--- TASK INSTRUCTIONS ---
Show each line of the records in which the word "replies" occurs.

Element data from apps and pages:
----------------

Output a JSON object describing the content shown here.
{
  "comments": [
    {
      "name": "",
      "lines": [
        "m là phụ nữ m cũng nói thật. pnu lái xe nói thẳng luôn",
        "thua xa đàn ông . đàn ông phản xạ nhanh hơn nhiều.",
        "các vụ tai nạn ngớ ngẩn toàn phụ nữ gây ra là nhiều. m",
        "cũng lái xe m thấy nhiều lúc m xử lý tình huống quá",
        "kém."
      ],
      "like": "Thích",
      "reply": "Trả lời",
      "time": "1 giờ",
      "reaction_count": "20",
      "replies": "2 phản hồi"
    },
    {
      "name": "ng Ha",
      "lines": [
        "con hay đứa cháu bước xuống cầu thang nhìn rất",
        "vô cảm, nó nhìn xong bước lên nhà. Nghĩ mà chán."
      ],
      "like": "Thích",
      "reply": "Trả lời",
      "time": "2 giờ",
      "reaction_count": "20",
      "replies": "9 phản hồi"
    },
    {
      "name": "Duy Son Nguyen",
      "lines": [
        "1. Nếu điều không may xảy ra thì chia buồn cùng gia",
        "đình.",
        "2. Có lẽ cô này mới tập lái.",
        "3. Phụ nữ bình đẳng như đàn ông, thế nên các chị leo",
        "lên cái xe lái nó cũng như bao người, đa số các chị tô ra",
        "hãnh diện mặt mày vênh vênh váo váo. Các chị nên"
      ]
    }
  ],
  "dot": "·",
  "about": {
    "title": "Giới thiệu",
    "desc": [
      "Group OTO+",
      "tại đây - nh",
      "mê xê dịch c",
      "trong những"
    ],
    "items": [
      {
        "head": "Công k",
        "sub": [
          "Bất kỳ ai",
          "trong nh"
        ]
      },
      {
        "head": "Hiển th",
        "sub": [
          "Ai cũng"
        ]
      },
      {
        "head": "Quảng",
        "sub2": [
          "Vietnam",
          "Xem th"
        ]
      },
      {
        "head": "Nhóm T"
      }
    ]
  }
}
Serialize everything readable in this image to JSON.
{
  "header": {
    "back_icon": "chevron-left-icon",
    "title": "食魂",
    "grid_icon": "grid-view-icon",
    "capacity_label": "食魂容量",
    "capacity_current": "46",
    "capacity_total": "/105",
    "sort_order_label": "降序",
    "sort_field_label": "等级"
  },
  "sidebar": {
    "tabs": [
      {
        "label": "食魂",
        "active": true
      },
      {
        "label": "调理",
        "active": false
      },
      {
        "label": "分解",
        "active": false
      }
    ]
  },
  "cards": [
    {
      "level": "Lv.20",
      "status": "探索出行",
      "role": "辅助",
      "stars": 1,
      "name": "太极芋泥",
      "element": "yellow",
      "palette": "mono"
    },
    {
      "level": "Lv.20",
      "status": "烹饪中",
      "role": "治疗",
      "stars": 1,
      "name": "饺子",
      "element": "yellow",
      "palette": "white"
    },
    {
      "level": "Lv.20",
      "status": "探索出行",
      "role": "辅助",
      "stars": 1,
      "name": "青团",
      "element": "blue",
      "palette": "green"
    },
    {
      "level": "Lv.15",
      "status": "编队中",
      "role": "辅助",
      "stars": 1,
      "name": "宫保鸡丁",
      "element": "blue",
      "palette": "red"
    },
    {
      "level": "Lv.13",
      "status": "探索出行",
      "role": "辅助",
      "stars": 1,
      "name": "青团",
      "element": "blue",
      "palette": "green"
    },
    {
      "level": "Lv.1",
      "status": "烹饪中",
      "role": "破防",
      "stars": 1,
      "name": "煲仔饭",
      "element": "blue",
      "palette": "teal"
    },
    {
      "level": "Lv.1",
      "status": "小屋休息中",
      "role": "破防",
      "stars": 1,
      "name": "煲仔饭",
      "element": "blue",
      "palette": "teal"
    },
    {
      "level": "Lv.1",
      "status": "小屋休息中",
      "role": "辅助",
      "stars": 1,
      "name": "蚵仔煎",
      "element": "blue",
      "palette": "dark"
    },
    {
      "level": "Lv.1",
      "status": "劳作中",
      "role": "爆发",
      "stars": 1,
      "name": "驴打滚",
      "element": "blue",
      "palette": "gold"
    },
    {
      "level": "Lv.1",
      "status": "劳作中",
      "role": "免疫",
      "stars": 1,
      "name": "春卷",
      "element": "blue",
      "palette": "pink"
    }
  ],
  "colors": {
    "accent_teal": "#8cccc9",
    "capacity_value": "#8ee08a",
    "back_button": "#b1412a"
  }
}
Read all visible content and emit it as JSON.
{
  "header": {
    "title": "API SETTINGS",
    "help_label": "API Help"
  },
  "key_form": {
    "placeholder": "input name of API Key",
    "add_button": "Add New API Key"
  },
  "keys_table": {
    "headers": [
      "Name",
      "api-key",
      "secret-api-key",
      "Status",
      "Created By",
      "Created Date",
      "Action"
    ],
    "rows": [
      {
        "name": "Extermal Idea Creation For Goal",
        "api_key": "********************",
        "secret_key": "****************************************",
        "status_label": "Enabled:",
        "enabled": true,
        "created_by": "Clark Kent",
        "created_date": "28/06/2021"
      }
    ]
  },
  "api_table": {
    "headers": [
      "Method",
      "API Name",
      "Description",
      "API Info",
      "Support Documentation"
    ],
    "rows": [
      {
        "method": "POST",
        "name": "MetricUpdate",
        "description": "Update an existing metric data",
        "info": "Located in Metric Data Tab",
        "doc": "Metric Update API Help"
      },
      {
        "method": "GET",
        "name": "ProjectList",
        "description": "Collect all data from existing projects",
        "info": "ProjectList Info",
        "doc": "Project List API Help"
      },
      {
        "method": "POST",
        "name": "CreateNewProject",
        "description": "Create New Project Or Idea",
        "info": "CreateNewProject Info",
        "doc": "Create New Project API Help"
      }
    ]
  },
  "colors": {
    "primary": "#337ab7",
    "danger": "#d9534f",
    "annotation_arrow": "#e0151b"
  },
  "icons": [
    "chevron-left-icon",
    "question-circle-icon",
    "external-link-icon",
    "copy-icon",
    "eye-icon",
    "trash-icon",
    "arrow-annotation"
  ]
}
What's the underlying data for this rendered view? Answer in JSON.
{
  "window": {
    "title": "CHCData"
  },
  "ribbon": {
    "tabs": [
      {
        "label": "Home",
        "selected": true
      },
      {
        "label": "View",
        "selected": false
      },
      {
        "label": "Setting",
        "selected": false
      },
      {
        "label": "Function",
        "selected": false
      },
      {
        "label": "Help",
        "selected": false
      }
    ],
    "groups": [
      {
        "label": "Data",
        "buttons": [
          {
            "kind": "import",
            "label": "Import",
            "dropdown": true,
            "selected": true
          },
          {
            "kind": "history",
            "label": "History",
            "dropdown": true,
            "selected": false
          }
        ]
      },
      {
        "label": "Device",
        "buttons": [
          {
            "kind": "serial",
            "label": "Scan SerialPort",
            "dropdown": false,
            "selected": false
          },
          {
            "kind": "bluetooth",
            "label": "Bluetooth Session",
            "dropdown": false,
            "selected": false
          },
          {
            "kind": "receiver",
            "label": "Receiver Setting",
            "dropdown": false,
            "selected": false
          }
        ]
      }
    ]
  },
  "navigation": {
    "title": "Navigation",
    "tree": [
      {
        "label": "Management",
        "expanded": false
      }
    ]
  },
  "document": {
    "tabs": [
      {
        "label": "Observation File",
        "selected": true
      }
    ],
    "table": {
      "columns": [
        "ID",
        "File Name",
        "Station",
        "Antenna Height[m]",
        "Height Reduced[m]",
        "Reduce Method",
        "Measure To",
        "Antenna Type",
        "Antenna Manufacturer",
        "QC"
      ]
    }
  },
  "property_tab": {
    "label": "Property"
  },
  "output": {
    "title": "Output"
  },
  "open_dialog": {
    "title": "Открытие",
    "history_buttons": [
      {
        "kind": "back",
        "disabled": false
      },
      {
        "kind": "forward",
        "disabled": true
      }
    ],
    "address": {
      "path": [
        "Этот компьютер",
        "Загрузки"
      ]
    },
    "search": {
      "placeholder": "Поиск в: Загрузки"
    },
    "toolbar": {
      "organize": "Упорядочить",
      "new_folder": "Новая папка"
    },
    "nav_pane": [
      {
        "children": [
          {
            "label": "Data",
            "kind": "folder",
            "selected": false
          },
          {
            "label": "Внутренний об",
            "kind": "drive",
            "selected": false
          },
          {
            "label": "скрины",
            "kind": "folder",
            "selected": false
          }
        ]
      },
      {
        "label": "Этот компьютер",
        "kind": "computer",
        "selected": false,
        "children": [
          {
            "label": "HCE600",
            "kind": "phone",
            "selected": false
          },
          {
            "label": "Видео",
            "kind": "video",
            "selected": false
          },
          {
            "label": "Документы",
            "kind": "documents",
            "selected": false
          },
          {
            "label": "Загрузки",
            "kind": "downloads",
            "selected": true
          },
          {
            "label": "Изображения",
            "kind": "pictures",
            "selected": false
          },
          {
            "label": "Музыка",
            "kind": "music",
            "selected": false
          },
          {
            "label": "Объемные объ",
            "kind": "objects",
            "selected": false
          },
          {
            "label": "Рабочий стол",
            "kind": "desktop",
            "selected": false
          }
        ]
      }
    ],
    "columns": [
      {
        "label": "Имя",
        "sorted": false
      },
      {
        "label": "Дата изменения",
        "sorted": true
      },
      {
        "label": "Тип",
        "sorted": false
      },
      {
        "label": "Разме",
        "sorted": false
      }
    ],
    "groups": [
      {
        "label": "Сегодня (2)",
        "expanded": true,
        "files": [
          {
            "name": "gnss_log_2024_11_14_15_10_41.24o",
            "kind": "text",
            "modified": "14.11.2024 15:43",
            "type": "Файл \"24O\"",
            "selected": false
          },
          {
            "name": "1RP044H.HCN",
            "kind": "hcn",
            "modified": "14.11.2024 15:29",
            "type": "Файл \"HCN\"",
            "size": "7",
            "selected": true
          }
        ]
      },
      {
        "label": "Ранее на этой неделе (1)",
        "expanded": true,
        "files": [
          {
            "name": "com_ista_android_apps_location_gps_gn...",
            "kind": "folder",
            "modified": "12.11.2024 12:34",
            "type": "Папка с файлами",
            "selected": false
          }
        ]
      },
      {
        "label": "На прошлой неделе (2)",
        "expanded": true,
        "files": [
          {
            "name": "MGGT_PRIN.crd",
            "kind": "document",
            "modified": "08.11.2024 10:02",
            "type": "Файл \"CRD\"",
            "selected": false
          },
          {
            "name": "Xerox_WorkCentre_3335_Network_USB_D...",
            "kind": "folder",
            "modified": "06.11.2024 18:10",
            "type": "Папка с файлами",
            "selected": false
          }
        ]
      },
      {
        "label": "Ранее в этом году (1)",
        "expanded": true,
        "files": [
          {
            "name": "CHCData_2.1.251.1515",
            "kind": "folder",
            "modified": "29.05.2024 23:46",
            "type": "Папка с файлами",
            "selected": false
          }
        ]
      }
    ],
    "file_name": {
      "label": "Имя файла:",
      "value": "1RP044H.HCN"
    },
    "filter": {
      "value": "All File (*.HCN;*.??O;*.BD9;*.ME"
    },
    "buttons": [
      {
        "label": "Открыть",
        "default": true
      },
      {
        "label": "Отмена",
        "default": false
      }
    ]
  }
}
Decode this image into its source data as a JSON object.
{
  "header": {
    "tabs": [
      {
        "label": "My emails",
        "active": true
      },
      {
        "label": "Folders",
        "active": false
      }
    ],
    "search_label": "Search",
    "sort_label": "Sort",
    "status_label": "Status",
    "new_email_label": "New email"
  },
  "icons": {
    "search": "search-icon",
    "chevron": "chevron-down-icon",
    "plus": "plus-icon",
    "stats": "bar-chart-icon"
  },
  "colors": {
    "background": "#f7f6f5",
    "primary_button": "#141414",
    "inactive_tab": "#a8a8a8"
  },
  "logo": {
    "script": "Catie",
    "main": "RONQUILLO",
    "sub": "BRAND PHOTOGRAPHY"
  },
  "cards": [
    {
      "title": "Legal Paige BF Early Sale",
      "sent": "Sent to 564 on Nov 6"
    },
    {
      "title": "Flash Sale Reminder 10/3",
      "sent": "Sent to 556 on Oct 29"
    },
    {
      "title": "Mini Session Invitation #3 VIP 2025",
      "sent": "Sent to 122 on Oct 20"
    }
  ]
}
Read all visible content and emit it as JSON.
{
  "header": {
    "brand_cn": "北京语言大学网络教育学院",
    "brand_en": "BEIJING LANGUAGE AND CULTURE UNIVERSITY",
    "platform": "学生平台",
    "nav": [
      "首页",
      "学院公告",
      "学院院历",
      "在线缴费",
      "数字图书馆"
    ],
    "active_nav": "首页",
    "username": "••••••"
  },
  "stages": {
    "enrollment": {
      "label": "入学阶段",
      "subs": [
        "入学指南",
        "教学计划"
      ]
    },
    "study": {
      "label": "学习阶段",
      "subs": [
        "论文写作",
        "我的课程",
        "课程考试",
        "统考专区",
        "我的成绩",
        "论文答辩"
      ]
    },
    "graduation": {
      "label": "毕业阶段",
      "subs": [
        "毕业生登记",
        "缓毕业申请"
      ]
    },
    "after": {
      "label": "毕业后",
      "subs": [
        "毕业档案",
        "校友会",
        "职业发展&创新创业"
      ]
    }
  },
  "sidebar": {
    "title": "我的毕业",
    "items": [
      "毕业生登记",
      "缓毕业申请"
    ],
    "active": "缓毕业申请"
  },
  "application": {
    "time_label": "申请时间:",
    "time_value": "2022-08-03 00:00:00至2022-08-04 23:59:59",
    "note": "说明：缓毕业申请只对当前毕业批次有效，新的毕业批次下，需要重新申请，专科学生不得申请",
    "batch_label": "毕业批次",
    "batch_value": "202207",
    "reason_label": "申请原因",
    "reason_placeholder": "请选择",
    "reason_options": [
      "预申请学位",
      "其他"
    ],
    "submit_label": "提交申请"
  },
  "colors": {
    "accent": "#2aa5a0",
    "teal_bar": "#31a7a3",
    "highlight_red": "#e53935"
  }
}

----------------

--- PROBLEM SOLUTION ---
      "replies": "2 phản hồi"
      "replies": "9 phản hồi"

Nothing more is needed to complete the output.